Oddly enough, there is no proper landing page for 10C anywhere to be found. This has always existed for the v2 and v4 releases of the software, but v5 has seen more attention paid to the people who currently use the system rather than trying to encourage others to join. On Friday I made some progress on a site design that doesn’t embarrass me and this important site will hopefully be ready for deployment later this week.

Comments on Sites

Comments are certainly possible on blog posts but, for the moment, this has been limited to using Nice.Social. Comments have been a bit tricky to work out primarily because in order for anonymous commenting, there needs to be an anonymous account with a special set of rules around its operation. The hard work of thinking through the solutions has been completed and documented, which leaves coding as the final step. This, too, should be ready later this week for people who choose to enable the feature on their site.


For reasons I can’t quite fathom, drafts were never built into the API, meaning that only published items could find their way into the database. This is clearly suboptimal for a lot of people, so drafts will be making a return. Just as with posts, Drafts will be versioned to allow a person to go back and recover — or simply view — previously written text. Of course, any drafts not imported into 10Cv5 from v4 will be restored.

A JavaScript-free Blog Theme

One of the next blogging themes in the works has absolutely no JavaScript in place. The design will be simple, and the features will match those found on the default Anri blogging theme. The purpose of this theme is to show that a mostly static website does not need all sorts of extra code to work.

An Application

Sometimes an application is preferable to a JavaScript-powered website, and I plan on making a couple of them this year for the Windows and  platforms. The first tool will be geared towards private use of the system in the form of a journalling tool.
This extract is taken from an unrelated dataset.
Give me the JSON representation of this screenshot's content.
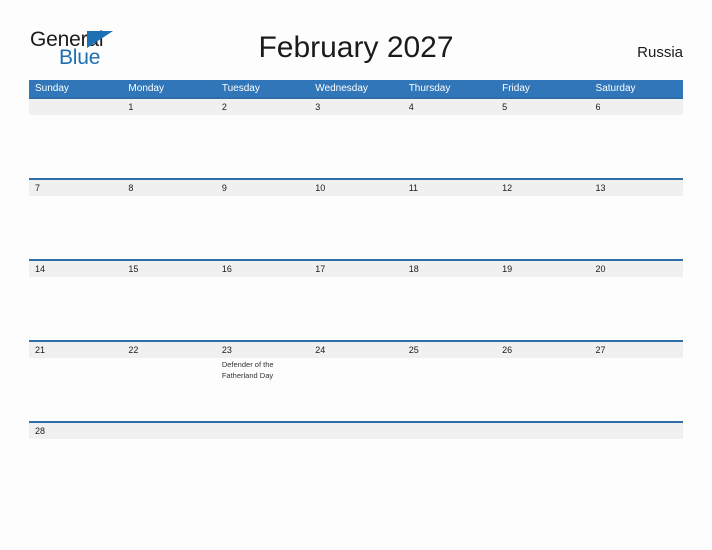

After this, there will be additional, dedicated applications focussing on notes and blogging. One thing I can promise is that these applications will not be Electron apps. Instead the Windows application will be written in VisualStudio using C#, while the Apple versions will be written in SwiftUI. As one might expect, this code will be open source despite also being for sale in the applicable app stores.

There’s a lot more coming to the platform this year, time permitting, but I’m quite happy with how the last few weeks of updates have gone. Hopefully the streak continues.